What you need to do:
Each record that follows must be printed exactly as given.

Element data from apps and pages:
************
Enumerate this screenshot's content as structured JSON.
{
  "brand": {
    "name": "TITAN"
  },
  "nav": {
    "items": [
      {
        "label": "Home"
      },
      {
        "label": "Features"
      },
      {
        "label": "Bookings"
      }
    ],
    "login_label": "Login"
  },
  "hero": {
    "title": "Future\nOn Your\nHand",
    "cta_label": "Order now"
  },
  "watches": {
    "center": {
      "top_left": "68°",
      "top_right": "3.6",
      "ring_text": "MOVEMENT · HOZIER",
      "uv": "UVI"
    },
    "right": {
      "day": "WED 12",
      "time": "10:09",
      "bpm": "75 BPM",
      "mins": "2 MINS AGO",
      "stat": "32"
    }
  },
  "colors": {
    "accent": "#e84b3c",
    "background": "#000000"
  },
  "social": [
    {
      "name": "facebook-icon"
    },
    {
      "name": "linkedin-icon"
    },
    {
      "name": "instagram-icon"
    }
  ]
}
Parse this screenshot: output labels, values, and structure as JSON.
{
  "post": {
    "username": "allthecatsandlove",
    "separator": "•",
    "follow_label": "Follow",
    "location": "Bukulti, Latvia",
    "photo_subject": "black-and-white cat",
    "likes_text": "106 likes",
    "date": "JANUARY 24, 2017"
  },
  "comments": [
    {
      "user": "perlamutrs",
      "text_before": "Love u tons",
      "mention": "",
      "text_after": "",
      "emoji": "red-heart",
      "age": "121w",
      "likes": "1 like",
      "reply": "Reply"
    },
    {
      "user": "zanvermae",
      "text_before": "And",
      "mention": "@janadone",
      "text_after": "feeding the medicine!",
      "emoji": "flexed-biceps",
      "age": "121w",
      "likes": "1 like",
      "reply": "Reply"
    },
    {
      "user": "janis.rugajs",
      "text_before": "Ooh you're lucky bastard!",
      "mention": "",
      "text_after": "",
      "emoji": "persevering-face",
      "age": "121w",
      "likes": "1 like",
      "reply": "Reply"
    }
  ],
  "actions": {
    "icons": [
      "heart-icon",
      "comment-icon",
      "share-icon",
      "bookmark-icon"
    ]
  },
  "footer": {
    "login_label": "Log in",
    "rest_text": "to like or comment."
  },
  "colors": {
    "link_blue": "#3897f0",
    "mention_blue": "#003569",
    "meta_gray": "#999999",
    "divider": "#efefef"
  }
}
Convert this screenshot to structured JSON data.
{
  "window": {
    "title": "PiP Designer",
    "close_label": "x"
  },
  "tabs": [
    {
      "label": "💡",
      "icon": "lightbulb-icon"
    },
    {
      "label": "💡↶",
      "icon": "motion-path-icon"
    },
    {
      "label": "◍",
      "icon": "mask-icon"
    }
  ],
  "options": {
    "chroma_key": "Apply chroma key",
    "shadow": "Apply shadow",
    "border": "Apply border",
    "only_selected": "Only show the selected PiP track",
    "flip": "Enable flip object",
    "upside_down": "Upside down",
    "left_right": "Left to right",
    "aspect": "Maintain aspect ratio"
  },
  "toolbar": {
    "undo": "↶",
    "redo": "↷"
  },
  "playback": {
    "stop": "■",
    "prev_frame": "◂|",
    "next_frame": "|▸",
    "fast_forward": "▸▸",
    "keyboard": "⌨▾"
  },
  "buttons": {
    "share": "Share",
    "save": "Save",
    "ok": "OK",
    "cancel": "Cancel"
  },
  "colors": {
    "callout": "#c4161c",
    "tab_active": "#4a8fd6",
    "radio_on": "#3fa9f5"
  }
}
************
Reply to the exercise:
Enumerate this screenshot's content as structured JSON.
{
  "brand": {
    "name": "TITAN"
  },
  "nav": {
    "items": [
      {
        "label": "Home"
      },
      {
        "label": "Features"
      },
      {
        "label": "Bookings"
      }
    ],
    "login_label": "Login"
  },
  "hero": {
    "title": "Future\nOn Your\nHand",
    "cta_label": "Order now"
  },
  "watches": {
    "center": {
      "top_left": "68°",
      "top_right": "3.6",
      "ring_text": "MOVEMENT · HOZIER",
      "uv": "UVI"
    },
    "right": {
      "day": "WED 12",
      "time": "10:09",
      "bpm": "75 BPM",
      "mins": "2 MINS AGO",
      "stat": "32"
    }
  },
  "colors": {
    "accent": "#e84b3c",
    "background": "#000000"
  },
  "social": [
    {
      "name": "facebook-icon"
    },
    {
      "name": "linkedin-icon"
    },
    {
      "name": "instagram-icon"
    }
  ]
}
Parse this screenshot: output labels, values, and structure as JSON.
{
  "post": {
    "username": "allthecatsandlove",
    "separator": "•",
    "follow_label": "Follow",
    "location": "Bukulti, Latvia",
    "photo_subject": "black-and-white cat",
    "likes_text": "106 likes",
    "date": "JANUARY 24, 2017"
  },
  "comments": [
    {
      "user": "perlamutrs",
      "text_before": "Love u tons",
      "mention": "",
      "text_after": "",
      "emoji": "red-heart",
      "age": "121w",
      "likes": "1 like",
      "reply": "Reply"
    },
    {
      "user": "zanvermae",
      "text_before": "And",
      "mention": "@janadone",
      "text_after": "feeding the medicine!",
      "emoji": "flexed-biceps",
      "age": "121w",
      "likes": "1 like",
      "reply": "Reply"
    },
    {
      "user": "janis.rugajs",
      "text_before": "Ooh you're lucky bastard!",
      "mention": "",
      "text_after": "",
      "emoji": "persevering-face",
      "age": "121w",
      "likes": "1 like",
      "reply": "Reply"
    }
  ],
  "actions": {
    "icons": [
      "heart-icon",
      "comment-icon",
      "share-icon",
      "bookmark-icon"
    ]
  },
  "footer": {
    "login_label": "Log in",
    "rest_text": "to like or comment."
  },
  "colors": {
    "link_blue": "#3897f0",
    "mention_blue": "#003569",
    "meta_gray": "#999999",
    "divider": "#efefef"
  }
}
Convert this screenshot to structured JSON data.
{
  "window": {
    "title": "PiP Designer",
    "close_label": "x"
  },
  "tabs": [
    {
      "label": "💡",
      "icon": "lightbulb-icon"
    },
    {
      "label": "💡↶",
      "icon": "motion-path-icon"
    },
    {
      "label": "◍",
      "icon": "mask-icon"
    }
  ],
  "options": {
    "chroma_key": "Apply chroma key",
    "shadow": "Apply shadow",
    "border": "Apply border",
    "only_selected": "Only show the selected PiP track",
    "flip": "Enable flip object",
    "upside_down": "Upside down",
    "left_right": "Left to right",
    "aspect": "Maintain aspect ratio"
  },
  "toolbar": {
    "undo": "↶",
    "redo": "↷"
  },
  "playback": {
    "stop": "■",
    "prev_frame": "◂|",
    "next_frame": "|▸",
    "fast_forward": "▸▸",
    "keyboard": "⌨▾"
  },
  "buttons": {
    "share": "Share",
    "save": "Save",
    "ok": "OK",
    "cancel": "Cancel"
  },
  "colors": {
    "callout": "#c4161c",
    "tab_active": "#4a8fd6",
    "radio_on": "#3fa9f5"
  }
}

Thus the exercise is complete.